Web page and app entries:
******

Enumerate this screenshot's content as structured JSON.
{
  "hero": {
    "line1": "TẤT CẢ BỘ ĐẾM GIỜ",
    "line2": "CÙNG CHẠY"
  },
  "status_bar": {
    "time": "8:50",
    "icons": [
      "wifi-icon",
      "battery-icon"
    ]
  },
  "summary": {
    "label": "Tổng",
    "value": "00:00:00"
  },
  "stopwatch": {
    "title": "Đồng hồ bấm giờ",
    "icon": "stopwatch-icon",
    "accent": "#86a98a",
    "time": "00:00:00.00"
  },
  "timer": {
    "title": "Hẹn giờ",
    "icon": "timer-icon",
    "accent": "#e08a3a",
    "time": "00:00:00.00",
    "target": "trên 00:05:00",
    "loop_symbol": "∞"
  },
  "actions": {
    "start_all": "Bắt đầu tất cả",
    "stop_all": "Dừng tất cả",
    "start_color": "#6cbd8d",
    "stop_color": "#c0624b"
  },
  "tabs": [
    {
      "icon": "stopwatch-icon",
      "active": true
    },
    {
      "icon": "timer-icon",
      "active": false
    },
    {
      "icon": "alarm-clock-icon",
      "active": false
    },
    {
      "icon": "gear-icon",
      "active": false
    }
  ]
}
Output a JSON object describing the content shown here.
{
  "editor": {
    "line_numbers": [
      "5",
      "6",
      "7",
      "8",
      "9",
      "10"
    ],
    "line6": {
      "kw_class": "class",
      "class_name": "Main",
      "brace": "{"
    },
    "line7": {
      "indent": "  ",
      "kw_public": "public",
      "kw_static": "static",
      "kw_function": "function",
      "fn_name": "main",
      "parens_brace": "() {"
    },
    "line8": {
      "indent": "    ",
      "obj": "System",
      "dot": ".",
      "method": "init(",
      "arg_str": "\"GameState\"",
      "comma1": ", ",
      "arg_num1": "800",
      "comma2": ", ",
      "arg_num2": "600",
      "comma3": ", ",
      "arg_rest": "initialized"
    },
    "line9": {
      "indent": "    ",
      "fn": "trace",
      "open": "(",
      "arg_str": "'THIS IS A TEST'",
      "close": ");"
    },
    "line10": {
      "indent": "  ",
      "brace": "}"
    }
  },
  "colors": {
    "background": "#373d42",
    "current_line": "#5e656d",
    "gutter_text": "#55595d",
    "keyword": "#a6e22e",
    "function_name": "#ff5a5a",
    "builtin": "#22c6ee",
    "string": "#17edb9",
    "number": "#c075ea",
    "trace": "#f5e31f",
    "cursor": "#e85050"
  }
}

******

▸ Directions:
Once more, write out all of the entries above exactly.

▸ Exercise output:
Enumerate this screenshot's content as structured JSON.
{
  "hero": {
    "line1": "TẤT CẢ BỘ ĐẾM GIỜ",
    "line2": "CÙNG CHẠY"
  },
  "status_bar": {
    "time": "8:50",
    "icons": [
      "wifi-icon",
      "battery-icon"
    ]
  },
  "summary": {
    "label": "Tổng",
    "value": "00:00:00"
  },
  "stopwatch": {
    "title": "Đồng hồ bấm giờ",
    "icon": "stopwatch-icon",
    "accent": "#86a98a",
    "time": "00:00:00.00"
  },
  "timer": {
    "title": "Hẹn giờ",
    "icon": "timer-icon",
    "accent": "#e08a3a",
    "time": "00:00:00.00",
    "target": "trên 00:05:00",
    "loop_symbol": "∞"
  },
  "actions": {
    "start_all": "Bắt đầu tất cả",
    "stop_all": "Dừng tất cả",
    "start_color": "#6cbd8d",
    "stop_color": "#c0624b"
  },
  "tabs": [
    {
      "icon": "stopwatch-icon",
      "active": true
    },
    {
      "icon": "timer-icon",
      "active": false
    },
    {
      "icon": "alarm-clock-icon",
      "active": false
    },
    {
      "icon": "gear-icon",
      "active": false
    }
  ]
}
Output a JSON object describing the content shown here.
{
  "editor": {
    "line_numbers": [
      "5",
      "6",
      "7",
      "8",
      "9",
      "10"
    ],
    "line6": {
      "kw_class": "class",
      "class_name": "Main",
      "brace": "{"
    },
    "line7": {
      "indent": "  ",
      "kw_public": "public",
      "kw_static": "static",
      "kw_function": "function",
      "fn_name": "main",
      "parens_brace": "() {"
    },
    "line8": {
      "indent": "    ",
      "obj": "System",
      "dot": ".",
      "method": "init(",
      "arg_str": "\"GameState\"",
      "comma1": ", ",
      "arg_num1": "800",
      "comma2": ", ",
      "arg_num2": "600",
      "comma3": ", ",
      "arg_rest": "initialized"
    },
    "line9": {
      "indent": "    ",
      "fn": "trace",
      "open": "(",
      "arg_str": "'THIS IS A TEST'",
      "close": ");"
    },
    "line10": {
      "indent": "  ",
      "brace": "}"
    }
  },
  "colors": {
    "background": "#373d42",
    "current_line": "#5e656d",
    "gutter_text": "#55595d",
    "keyword": "#a6e22e",
    "function_name": "#ff5a5a",
    "builtin": "#22c6ee",
    "string": "#17edb9",
    "number": "#c075ea",
    "trace": "#f5e31f",
    "cursor": "#e85050"
  }
}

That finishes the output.